November 13, 2019 453 PM
This interview was conducted at La Mansana de Chinati/The Block, Judd’s home and studio in Marfa, Texas, as part of a documentary film project by May Quick’s eighth-grade history students from Marfa Junior High School. In addition to the feature on Judd, the students also made a film about Fred Shely and his Pinto Canyon ranch in Presidio County, Texas. After researching, filming, and editing the documentaries, they presented their films to the Century Culture Club at the Thunderbird restaurant in Marfa on March 14, 1979. The project was sponsored by the National Endowment for the Arts and the US Office of Education. Quick moved to Marfa in 1958 and met Judd when he came to Marfa in the early 1970s. She taught both Judd’s son and daughter.
S1 [Student 1] Are you the one who speaks during the exhibitions? And how long do they last?
DJ [Donald Judd] An exhibition is just the pieces, installed; they usually last a month or six weeks. And I don’t speak—I avoid talking if possible.
MQ [May Quick] Can you tell us where your first recognition was, or how it came about?
DJ The first serious exhibition I had was at a gallery in New York called the Green Gallery in late ’63, and a small number of people thought it was interesting.(1) There are not a great many people interested in contemporary art; it’s not as if there’s a big wave of publicity. Slowly, over the years, your reputation builds up. It’s a little mysterious to me. But I didn’t make any effort to show them, and I’m not very career-minded, so I’ve not made much effort to promote that sort of thing.
S2 [Student 2] Do these sculptures have any special meanings to you?
DJ Yeah, they have a lot of meaning, but they’re visual, so it’s not easily translated into words. It would take me a great deal of work to make any sort of philosophical statement about them, and I would have to spend a couple of months writing it all down. Obviously, they have a good deal of meaning to me.
S3 [Student 3] Have you reached your main goal in life, or are you still pursuing it?
DJ That goal keeps changing for everybody. I’ve certainly done what I wanted to do in the very beginning, but then you think of more things to do, so you don’t catch up. But I think I’ve gotten a lot more work done than I ever expected to do.
S4 [Student 4] When you first started out in your work, was it difficult? Did you have much trouble?
DJ Yeah, it was very difficult.
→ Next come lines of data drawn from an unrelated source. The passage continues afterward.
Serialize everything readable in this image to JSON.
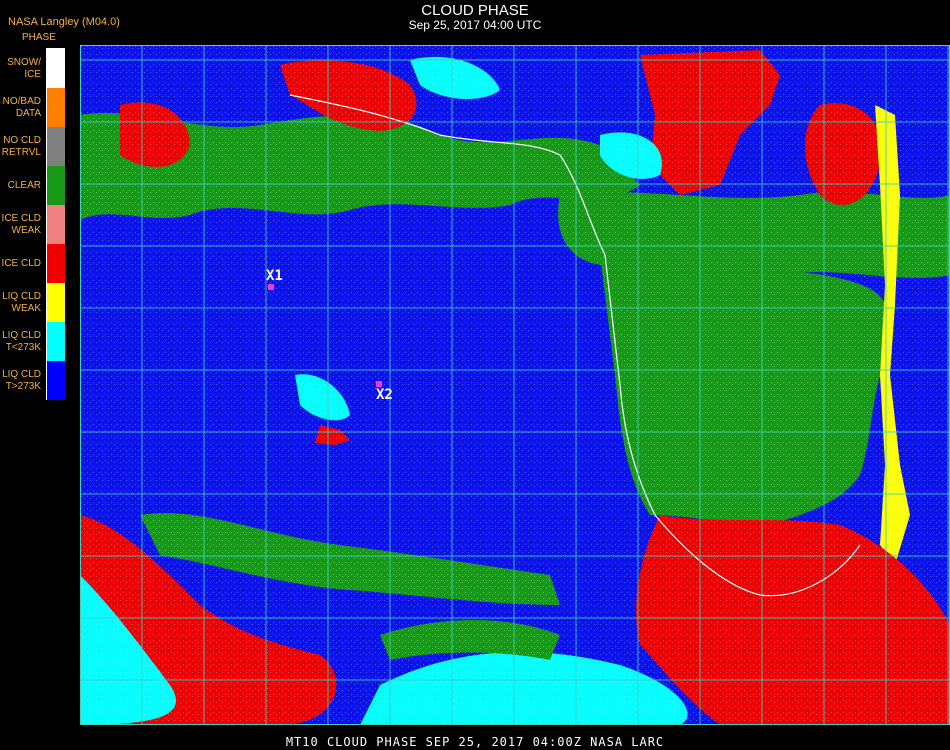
{
  "header": {
    "title": "CLOUD PHASE",
    "subtitle": "Sep 25, 2017 04:00 UTC",
    "organization": "NASA Langley (M04.0)"
  },
  "legend": {
    "title": "PHASE",
    "items": [
      {
        "label": "SNOW/\nICE",
        "color": "#ffffff"
      },
      {
        "label": "NO/BAD\nDATA",
        "color": "#ff7f00"
      },
      {
        "label": "NO CLD\nRETRVL",
        "color": "#808080"
      },
      {
        "label": "CLEAR",
        "color": "#169a16"
      },
      {
        "label": "ICE CLD\nWEAK",
        "color": "#f08080"
      },
      {
        "label": "ICE CLD",
        "color": "#f00000"
      },
      {
        "label": "LIQ CLD\nWEAK",
        "color": "#ffff00"
      },
      {
        "label": "LIQ CLD\nT<273K",
        "color": "#00ffff"
      },
      {
        "label": "LIQ CLD\nT>273K",
        "color": "#0000ff"
      }
    ]
  },
  "map": {
    "colors": {
      "ocean": "#0b12ee",
      "clear": "#169a16",
      "ice": "#f00000",
      "liquid_cold": "#00ffff",
      "liquid_weak": "#ffff00",
      "grid": "#3fd0c0",
      "coast": "#ffffff"
    }
  },
  "markers": [
    {
      "label": "X1"
    },
    {
      "label": "X2"
    }
  ],
  "footer": {
    "text": "MT10  CLOUD PHASE   SEP 25, 2017 04:00Z   NASA LARC"
  }
}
For a long time, all the time that I did paintings, it was to me a very difficult effort. The interesting thing that happened was when I started doing the three-dimensional work, it all became easier and happened more naturally and was generally more fun, rather than a great deal of struggle. And nowadays it’s just pleasure, and I enjoy it a great deal.
S3 All these things that we see here and the designs that we see here—does that somehow lead us to know that you like making three-dimensional things?
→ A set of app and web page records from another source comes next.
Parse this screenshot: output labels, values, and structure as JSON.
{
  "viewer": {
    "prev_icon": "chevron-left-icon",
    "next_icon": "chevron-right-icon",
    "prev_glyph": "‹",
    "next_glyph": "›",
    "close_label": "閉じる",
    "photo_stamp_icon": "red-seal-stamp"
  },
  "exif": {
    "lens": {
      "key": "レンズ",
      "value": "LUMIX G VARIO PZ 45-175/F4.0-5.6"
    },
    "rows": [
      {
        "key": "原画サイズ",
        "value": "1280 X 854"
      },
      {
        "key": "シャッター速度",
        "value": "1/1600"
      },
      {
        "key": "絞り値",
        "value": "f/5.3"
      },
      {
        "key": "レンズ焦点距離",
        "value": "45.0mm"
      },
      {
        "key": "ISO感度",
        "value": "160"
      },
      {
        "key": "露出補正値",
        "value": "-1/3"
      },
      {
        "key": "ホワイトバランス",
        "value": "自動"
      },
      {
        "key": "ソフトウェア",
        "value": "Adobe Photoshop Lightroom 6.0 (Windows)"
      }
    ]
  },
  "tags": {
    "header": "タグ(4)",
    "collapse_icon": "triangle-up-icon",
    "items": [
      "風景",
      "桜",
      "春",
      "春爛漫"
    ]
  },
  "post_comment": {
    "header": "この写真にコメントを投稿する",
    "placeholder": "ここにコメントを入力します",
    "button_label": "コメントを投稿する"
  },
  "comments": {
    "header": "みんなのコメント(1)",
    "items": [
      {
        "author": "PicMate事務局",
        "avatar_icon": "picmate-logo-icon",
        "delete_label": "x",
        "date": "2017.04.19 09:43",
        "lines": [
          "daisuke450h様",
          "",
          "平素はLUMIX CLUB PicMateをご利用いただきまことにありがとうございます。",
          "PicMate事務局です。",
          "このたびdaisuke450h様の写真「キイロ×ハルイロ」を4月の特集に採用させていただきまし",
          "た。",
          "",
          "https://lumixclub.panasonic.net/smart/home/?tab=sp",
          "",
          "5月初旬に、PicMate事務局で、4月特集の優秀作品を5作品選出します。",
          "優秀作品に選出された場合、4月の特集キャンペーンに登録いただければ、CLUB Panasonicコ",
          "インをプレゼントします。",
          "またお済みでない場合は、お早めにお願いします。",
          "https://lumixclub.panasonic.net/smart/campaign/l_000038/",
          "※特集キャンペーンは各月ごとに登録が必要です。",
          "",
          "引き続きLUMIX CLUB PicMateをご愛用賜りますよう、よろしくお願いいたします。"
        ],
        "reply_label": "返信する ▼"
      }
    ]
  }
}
DJ Yes, I’m not very interested in flat things. The etchings are the only thing I do—prints—still. I haven’t done any paintings since ’61 or ’62. I just have no ideas for them, and I’m not interested. So everything is three-dimensional.
S3 That sculpture right there, can’t you put it into a picture?
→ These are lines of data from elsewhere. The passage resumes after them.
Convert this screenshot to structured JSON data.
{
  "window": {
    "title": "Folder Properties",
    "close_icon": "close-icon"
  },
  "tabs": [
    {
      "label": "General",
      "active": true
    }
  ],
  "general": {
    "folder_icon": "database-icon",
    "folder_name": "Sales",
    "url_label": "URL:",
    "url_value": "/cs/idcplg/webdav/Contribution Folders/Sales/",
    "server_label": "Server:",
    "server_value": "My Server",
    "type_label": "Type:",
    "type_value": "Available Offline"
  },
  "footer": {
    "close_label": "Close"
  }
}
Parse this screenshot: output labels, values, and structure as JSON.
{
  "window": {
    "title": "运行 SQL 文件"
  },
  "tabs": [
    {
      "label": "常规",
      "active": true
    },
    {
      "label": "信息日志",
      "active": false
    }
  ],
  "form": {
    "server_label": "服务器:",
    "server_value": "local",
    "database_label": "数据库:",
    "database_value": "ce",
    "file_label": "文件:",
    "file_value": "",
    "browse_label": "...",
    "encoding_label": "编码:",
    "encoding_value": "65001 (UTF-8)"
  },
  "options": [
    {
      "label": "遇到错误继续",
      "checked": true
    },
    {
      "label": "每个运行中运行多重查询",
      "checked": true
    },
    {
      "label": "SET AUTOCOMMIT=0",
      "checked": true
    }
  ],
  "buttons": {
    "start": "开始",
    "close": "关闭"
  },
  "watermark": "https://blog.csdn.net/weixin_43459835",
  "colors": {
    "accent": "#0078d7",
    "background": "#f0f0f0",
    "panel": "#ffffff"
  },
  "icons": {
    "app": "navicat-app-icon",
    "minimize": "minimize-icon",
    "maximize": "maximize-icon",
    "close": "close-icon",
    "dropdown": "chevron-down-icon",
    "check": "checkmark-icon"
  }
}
S3 A painting?
DJ No. Why? It’s all about three dimensions and the space inside the boxes, around the boxes, between the boxes. It’s all about space, and you can’t paint the space or anything; you can only make it exist. It’s about seeing and about the actuality of space.
S4 Do you actually mind if people come and talk to you and interview you?
DJ I’ve been interviewed an awful lot, and I’m really worn down on it. Generally I refuse. The questions tend to be the same questions all the time, so I get tired of listening to myself.
S3 Why don’t you like publicity?
DJ Oh, I don’t quite know what you mean.
S3 Why don’t you like people interviewing you—I mean, I know it’s because of the questions, but do you have any other reasons why you don’t like it?
DJ I’m not so interested in talking about it [the work]. I know what I’m doing, and the work itself is public; you get to see the work. I don’t think it’s necessary for me to come along and explain it. Anyway, there’s a whole bunch of people—museum people and art critics and all that—who can do what they can to explain it. But basically, I think that the person looking at the work should think about it and figure it out for themselves and not ask me, “Why?” Because I’m doing it, and that’s enough, I think.
This discussion was sourced from a digital copy of the original Super 8 film in the Judd Foundation Archives, Marfa, Texas. Published in Donald Judd Writing, ed. Flavin Judd and Caitlin Murray (New York: David Zwirner Books/Judd Foundation, 2019), 520-23.
(1) Don Judd, Green Gallery, New York, December 17, 1963–January 11, 1964. This exhibition was Judd’s first solo show to include works in three dimensions.